Articular cartilage from the femoral heads of 27 patients having an arthroplasty for subcapital fracture was studied, and its mechanical and chemical properties compared to those of a group of 33 age-matched macroscopically normal autopsy specimens. Water and proteoglycan contents were measured, as were swelling ability, compressive and tensile strength of the cartilage, and the density of the underlying bone. Cartilage from the fracture specimens had a significantly reduced proteoglycan content, as measured by fixed charge density, and increased swelling ability. These results indicate that this group differs from the "normal" population and care should be taken before they are accepted as control material for studies on osteoarthritic cartilage. Another finding was that bone density was much the same in the fracture and the normal group. This casts some doubt upon the concept that patients who sustain subcapital fractures are more osteoporotic than the average for the same age range.

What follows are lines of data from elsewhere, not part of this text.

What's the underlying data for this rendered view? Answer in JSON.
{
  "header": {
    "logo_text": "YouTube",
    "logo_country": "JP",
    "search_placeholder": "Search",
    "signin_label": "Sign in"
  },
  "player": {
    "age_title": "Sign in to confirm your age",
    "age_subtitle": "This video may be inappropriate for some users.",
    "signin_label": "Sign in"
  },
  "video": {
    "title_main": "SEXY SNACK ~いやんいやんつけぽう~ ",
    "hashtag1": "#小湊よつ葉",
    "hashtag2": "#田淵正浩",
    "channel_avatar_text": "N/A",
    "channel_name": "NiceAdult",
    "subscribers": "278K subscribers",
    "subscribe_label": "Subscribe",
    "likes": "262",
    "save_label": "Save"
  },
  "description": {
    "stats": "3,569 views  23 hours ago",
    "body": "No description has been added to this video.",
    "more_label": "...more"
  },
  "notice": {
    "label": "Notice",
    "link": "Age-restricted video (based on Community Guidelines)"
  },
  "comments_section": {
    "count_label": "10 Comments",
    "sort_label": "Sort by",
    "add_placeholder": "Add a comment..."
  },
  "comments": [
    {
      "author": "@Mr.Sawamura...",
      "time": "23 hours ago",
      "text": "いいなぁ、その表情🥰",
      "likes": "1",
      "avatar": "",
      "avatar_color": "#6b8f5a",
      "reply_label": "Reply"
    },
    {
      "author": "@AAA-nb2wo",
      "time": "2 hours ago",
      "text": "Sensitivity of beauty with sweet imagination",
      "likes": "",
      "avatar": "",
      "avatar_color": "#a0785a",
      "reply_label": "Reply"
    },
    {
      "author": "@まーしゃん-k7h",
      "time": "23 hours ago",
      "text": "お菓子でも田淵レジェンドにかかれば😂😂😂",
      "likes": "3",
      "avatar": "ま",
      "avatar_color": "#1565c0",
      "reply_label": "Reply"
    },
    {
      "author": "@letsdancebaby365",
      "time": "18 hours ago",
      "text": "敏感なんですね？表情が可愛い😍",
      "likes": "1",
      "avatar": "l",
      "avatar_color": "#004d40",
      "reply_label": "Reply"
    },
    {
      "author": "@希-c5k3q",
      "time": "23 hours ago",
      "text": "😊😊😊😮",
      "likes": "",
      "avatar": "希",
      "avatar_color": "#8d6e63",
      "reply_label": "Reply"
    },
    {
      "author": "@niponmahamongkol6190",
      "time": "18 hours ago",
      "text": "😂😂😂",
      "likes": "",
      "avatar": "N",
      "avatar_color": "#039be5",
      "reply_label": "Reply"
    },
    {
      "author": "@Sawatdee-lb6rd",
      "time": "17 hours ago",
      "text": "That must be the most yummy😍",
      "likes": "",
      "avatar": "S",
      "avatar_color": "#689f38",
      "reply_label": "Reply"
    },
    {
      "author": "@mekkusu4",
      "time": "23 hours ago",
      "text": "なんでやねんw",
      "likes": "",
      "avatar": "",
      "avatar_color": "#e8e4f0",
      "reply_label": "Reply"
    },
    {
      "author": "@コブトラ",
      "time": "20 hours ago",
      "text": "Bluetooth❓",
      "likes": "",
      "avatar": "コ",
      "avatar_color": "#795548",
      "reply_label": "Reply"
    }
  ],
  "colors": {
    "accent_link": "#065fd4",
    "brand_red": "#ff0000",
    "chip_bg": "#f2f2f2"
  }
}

The Journal of Bone & Joint Surgery British Volume
Vol. 68-B, Issue 2 | Pages 278 - 288
1 Mar 1986
Roberts S Weightman B Urban J Chappell D

We studied the mechanical and biochemical properties of articular cartilage from 22 osteoarthritic femoral heads obtained at operation and 97 femoral heads obtained at autopsy. Cartilage from the zenith and from the antero-inferior aspect of each head was tested both in tension and in compression. Water content, swelling ability and proteoglycan content were measured, the cartilage was examined histologically and the density of the underlying bone was assessed. Fifty-five of the autopsy specimens were defined as macroscopically normal because they exhibited no progressive fibrillation patterns on staining with Indian ink; but significant changes in water content, bone density and tensile strength related to age were seen in this group. In 20 pairs of femoral heads which were both macroscopically normal, we found, surprisingly, that cartilage from the left and right sides of the same patient was sometimes very different. Compared with the normal autopsy specimens the osteoarthritic specimens had a significantly increased swelling ability, a lower proteoglycan content and impaired mechanical properties, being both weaker in tension and softer in compression. Abnormal autopsy specimens had values intermediate between those of osteoarthritic and normal groups. Results from this abnormal group suggest that there is no primary loss of proteoglycan in early osteoarthritis.

The Journal of Bone & Joint Surgery British Volume
Vol. 63-B, Issue 4 | Pages 529 - 534
1 Nov 1981
Beard H Roberts S O'Brien J

Specific antisera to collagen Types I, II and III and proteoglycan were used to investigate the distributions of these molecules in normal human intervertebral discs. Immunofluorescent staining indicated the presence of small amounts of Type III collagen located pericellularly in normal adult intervertebral discs. This finding had not been demonstrated previously by other methods. Similar specimens of intervertebral discs from 17 patients with scoliosis of varying aetiologies were examined, but no evidence was obtained for primary connective tissue defects. Secondary changes, especially marked vascularisation of the inner annulus, were apparent in a number of scoliotic discs, and some of these showed enhanced staining for collagen Type I and proteoglycan, and intercellular matrix staining for Type III collagen.